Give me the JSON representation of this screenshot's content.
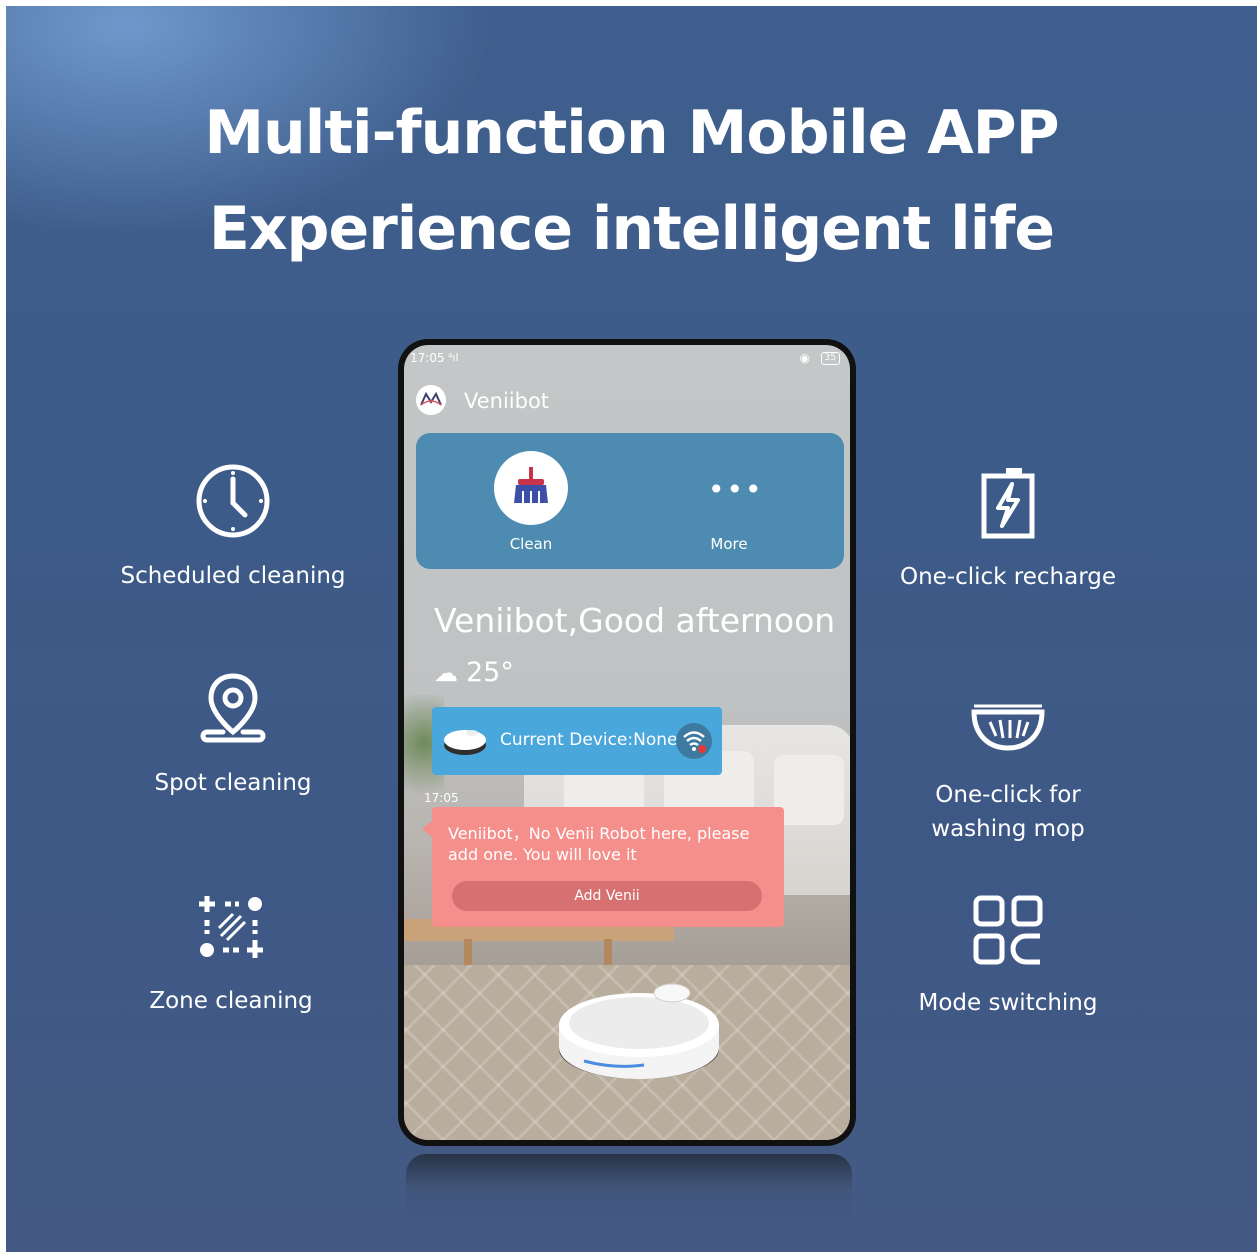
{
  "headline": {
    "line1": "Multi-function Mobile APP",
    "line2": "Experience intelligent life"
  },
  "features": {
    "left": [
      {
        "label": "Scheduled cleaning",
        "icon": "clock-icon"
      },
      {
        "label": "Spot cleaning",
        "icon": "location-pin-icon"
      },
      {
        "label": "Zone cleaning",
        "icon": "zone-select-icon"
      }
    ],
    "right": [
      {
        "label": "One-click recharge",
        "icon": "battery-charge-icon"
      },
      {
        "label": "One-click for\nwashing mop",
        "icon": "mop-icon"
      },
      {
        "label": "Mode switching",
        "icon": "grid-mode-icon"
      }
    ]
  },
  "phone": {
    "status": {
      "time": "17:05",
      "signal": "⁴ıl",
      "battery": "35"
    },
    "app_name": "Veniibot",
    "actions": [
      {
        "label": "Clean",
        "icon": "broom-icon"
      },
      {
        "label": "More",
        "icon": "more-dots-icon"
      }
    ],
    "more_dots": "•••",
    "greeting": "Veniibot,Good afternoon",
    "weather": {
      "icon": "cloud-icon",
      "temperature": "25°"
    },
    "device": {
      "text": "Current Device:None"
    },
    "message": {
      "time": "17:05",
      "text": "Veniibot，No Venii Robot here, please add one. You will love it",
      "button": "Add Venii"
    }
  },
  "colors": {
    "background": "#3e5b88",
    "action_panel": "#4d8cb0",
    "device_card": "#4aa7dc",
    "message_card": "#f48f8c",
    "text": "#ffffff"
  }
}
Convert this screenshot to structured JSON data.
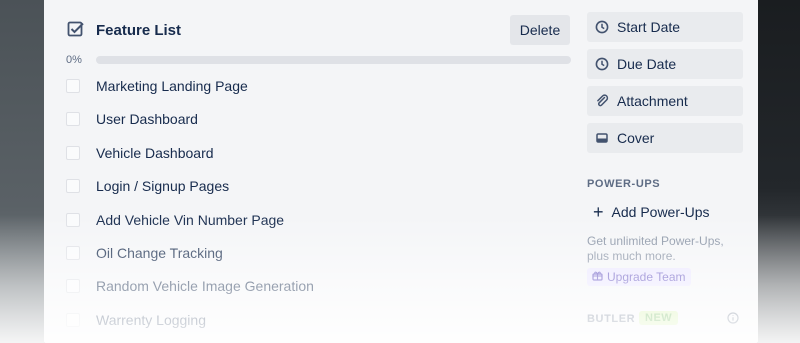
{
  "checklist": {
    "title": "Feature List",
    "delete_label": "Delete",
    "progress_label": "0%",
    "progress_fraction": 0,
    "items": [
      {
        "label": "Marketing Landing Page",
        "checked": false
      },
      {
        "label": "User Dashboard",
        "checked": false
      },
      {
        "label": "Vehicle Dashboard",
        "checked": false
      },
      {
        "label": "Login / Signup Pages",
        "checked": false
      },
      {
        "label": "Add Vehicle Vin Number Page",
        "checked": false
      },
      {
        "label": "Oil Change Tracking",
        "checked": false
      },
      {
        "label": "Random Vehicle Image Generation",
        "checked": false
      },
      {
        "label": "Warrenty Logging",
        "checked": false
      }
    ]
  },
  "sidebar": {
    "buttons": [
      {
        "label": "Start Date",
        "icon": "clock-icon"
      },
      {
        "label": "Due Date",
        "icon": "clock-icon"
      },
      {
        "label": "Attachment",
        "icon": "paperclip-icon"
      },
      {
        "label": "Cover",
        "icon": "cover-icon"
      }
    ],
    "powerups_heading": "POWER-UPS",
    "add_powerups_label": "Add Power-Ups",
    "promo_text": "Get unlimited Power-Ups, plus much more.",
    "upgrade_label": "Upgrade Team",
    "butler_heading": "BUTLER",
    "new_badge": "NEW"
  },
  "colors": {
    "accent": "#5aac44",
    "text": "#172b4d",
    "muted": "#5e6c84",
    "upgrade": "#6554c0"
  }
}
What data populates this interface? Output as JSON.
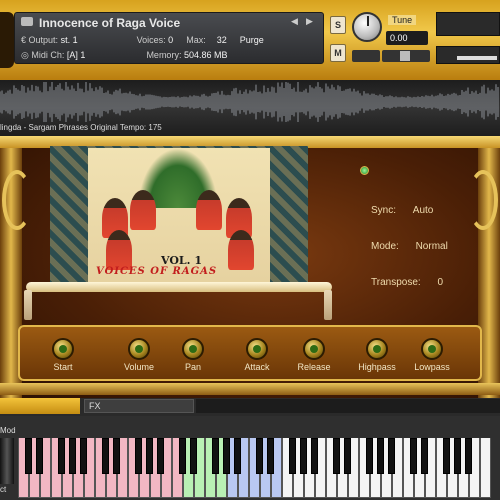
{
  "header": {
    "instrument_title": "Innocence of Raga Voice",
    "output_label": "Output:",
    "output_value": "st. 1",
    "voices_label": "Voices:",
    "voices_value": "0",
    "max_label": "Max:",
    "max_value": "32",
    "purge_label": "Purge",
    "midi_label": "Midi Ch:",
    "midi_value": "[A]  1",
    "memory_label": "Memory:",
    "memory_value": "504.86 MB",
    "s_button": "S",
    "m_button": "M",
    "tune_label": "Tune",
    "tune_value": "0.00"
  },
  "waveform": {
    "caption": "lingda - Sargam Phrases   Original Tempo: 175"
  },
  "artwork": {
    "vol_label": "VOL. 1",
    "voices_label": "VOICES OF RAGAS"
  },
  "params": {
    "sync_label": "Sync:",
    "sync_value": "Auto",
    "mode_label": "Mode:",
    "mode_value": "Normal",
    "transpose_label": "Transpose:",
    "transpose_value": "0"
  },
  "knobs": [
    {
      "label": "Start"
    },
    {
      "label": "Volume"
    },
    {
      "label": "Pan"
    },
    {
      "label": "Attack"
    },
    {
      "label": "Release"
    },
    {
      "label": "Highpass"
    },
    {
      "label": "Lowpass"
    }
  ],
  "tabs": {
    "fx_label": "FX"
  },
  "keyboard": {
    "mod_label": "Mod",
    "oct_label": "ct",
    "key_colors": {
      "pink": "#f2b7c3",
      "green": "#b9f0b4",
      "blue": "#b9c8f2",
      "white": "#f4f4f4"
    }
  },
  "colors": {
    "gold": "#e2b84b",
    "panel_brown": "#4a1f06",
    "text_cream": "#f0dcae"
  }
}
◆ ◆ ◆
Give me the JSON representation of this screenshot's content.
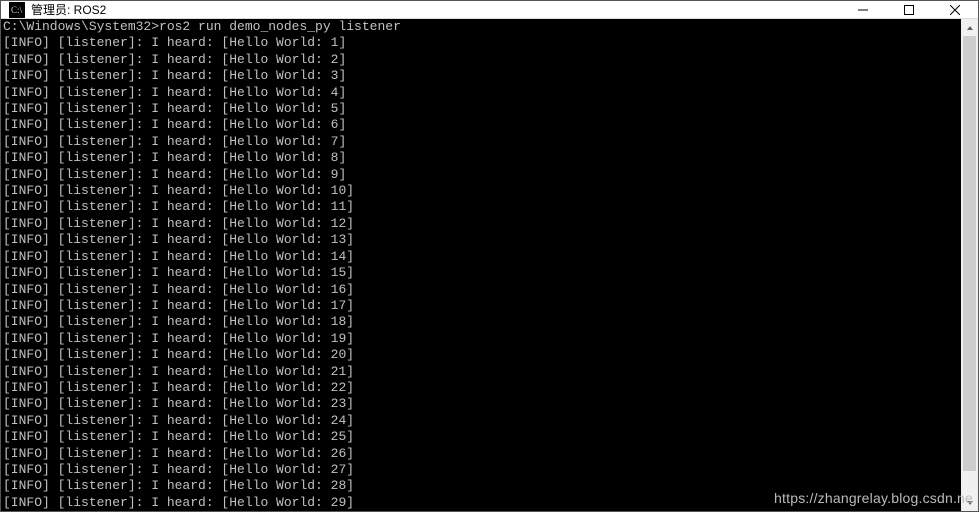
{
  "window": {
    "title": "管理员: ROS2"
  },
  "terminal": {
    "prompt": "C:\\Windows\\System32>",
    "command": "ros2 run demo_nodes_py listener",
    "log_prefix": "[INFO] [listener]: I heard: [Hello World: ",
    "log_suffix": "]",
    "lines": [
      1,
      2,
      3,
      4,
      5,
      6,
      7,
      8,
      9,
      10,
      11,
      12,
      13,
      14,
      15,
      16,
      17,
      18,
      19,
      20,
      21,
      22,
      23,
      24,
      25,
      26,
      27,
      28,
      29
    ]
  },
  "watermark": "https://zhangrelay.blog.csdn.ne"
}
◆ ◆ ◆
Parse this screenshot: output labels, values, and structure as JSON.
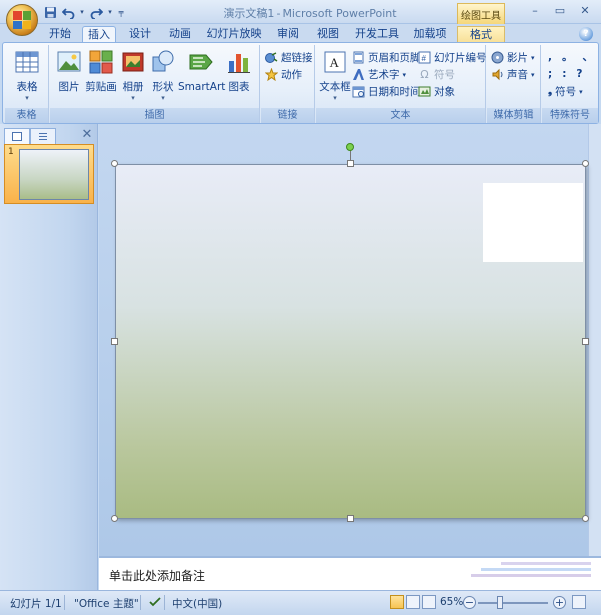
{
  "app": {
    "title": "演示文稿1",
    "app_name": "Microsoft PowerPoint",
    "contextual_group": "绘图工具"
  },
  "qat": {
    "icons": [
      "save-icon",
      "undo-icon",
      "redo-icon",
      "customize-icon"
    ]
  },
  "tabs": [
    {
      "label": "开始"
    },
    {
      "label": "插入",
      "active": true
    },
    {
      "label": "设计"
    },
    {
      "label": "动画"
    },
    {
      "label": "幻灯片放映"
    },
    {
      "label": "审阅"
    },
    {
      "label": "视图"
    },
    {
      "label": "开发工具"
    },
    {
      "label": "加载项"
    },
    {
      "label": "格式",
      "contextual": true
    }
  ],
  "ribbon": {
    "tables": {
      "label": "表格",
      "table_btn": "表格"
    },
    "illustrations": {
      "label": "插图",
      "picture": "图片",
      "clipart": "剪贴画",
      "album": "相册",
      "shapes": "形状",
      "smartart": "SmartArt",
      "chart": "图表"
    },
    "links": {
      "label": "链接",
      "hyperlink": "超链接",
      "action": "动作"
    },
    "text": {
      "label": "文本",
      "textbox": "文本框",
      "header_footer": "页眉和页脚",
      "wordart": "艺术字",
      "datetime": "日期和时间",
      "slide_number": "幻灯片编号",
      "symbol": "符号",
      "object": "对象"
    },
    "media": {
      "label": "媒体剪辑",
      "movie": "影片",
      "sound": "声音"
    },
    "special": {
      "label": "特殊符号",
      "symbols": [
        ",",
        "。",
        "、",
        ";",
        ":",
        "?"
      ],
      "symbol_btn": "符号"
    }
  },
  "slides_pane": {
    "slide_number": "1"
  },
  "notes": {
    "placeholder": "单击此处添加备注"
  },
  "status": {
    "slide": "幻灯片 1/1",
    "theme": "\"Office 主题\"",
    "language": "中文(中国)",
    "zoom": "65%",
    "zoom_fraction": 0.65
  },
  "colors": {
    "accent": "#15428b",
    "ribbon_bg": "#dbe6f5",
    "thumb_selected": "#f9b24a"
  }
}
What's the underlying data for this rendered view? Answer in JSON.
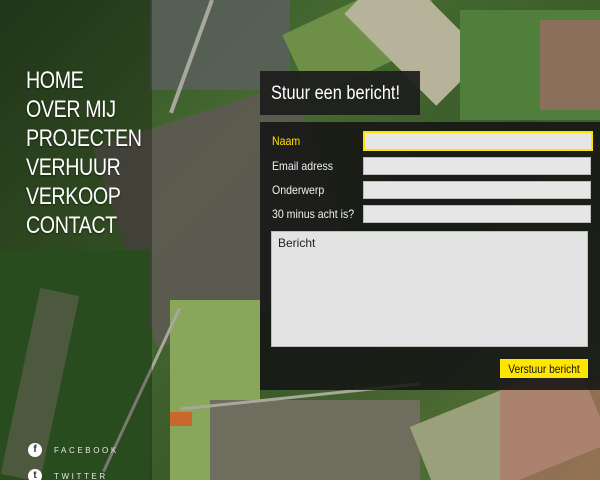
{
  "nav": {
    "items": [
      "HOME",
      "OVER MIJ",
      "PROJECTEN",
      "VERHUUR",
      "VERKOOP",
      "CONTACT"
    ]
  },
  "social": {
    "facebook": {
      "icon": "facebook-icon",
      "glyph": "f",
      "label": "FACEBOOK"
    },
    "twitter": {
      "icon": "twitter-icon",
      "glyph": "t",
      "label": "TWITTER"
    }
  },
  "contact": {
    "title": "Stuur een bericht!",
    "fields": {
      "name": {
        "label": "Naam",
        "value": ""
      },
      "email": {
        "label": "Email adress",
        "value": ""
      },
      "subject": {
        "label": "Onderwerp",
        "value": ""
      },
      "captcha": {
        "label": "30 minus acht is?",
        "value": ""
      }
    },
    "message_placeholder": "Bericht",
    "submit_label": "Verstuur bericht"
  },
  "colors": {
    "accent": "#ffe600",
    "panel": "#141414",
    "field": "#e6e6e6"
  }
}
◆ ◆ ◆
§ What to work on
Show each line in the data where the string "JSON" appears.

§ Task result
Give me the JSON representation of this screenshot's content.
Convert this screenshot to structured JSON data.
What data populates this interface? Output as JSON.
Give me the JSON representation of this screenshot's content.
Parse this screenshot: output labels, values, and structure as JSON.
What's the underlying data for this rendered view? Answer in JSON.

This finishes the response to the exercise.